And the fact that it reminds me of this friend, well, that's just a bonus.

3. Folk Song by Jack Bruce

The ones of you who are familiar with Jack Bruce probably know him best from his work in the original supergroup, Cream. And let's face it, his work with Cream was excellent. He is one of my favorite vocalists, his bass lines are complex and beautiful, and the songs he cowrote with poet Pete Brown, such as I Feel Free, Sunshine of Your Love (with Clapton), and White Room are awesome. It's a shame the band didn't last long, but when Eric Clapton is your shining example of modesty and balance, you know that your group probably isn't going to last long. Tensions between Bruce and drummer Ginger Baker led to the band breaking up in the late Sixties, after being together for only about two and a half years.

While Jack Bruce's solo career wasn't as noticed as Eric Clapton's, nor did his life end up as unusual as Ginger Baker's (who has, in fact, been chased out of countries), I love a lot of his solo works. His piano and vocal album Monkjack remains one of the jewels of my music collection to this day. This song of his is one of my favorites, but it isn't the only one worth listening to. If you can, look him up. His music, while primarily jazz and blues influenced, does come in a wide array of flavors.

4. Secret World by Peter Gabriel

A while ago, a friend of mine described Peter Gabriel as only having one song. I thought to myself, "Okay, he probably means Sledgehammer, Gabriel's biggest hit."

Nope, I failed dramatically at that one. He meant In Your Eyes. He then proceeded to ask the question, what else had Peter Gabriel ever done? Clearly, this one hit wonder had never been part of anything important, like, say, the band Genesis. Nor did he dress up in ridiculous costumes on stage to get over his stage fright. Nor did he remove his former band's single from the number one spot on the charts with Sledgehammer. And he clearly hasn't been a force devoted to protecting and incorporating the sounds of world music. Nor is he one of my favorite vocalists or anything like that.

Now that I've just delivered a giant middle finger to one of my friends, go listen to the song. There's something hauntingly beautiful about it.

5. Keep Me In Your Heart by Warren Zevon

Some of you were probably expecting something completely different from this. Heck, even if some of you who know me guessed a Zevon song would show up on this list, you probably wouldn't have picked this one. So what's the story here?
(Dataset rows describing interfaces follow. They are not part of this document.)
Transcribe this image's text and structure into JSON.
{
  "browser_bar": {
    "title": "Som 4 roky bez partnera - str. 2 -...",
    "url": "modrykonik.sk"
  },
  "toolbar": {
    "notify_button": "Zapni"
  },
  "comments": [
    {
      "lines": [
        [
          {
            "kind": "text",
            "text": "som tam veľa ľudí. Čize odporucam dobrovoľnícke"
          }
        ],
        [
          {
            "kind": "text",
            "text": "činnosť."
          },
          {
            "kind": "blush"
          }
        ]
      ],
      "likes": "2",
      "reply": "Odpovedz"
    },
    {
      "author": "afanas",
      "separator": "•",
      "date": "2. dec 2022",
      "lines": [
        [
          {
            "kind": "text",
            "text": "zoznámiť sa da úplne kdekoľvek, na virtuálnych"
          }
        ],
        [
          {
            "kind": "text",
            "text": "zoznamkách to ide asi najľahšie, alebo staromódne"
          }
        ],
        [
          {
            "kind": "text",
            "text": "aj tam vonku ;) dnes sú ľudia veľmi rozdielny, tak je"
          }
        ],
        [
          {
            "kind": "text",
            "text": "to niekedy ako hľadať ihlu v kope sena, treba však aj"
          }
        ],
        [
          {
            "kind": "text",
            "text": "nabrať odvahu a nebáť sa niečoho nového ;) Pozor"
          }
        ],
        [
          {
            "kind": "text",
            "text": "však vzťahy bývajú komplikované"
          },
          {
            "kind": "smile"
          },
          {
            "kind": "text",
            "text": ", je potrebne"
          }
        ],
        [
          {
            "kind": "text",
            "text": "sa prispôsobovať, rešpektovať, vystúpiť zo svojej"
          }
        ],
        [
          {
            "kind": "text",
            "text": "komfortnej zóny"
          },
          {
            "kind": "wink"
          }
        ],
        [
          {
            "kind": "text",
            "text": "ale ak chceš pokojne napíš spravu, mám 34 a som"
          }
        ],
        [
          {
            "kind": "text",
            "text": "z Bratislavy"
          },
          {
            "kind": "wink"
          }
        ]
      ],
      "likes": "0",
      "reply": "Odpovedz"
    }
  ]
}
Well, in the early 2000s, Zevon went to the doctor about some shortness of breath. He got some tests done, and was diagnosed with Mesothelioma, a form of lung cancer. When the news started to spread, musicians and friends who liked him and loved his song writing gathered to see if they could do anything for him. He decided to record one last album. And what sort of guest musicians are we talking about? Who thought that he was brilliant? People like Bruce Springsteen, most of the Eagles, Tom Petty, and many others. And this was the masterpiece of the album.

This was the only song he completely wrote after getting the diagnosis, and after being told that his days were numbered, a final message for those he loved. And he saved its recording for last; it was almost literally recorded in his death bed. It's a truly beautiful song. Take a listen, and prepare to hear something different from most of his other works.

That's right. No Bowie. Deal with it. This is J. K. Lantern, signing off for now.

1 comment:

  1. I never heard the Zevon one until now. It's so gorgeous.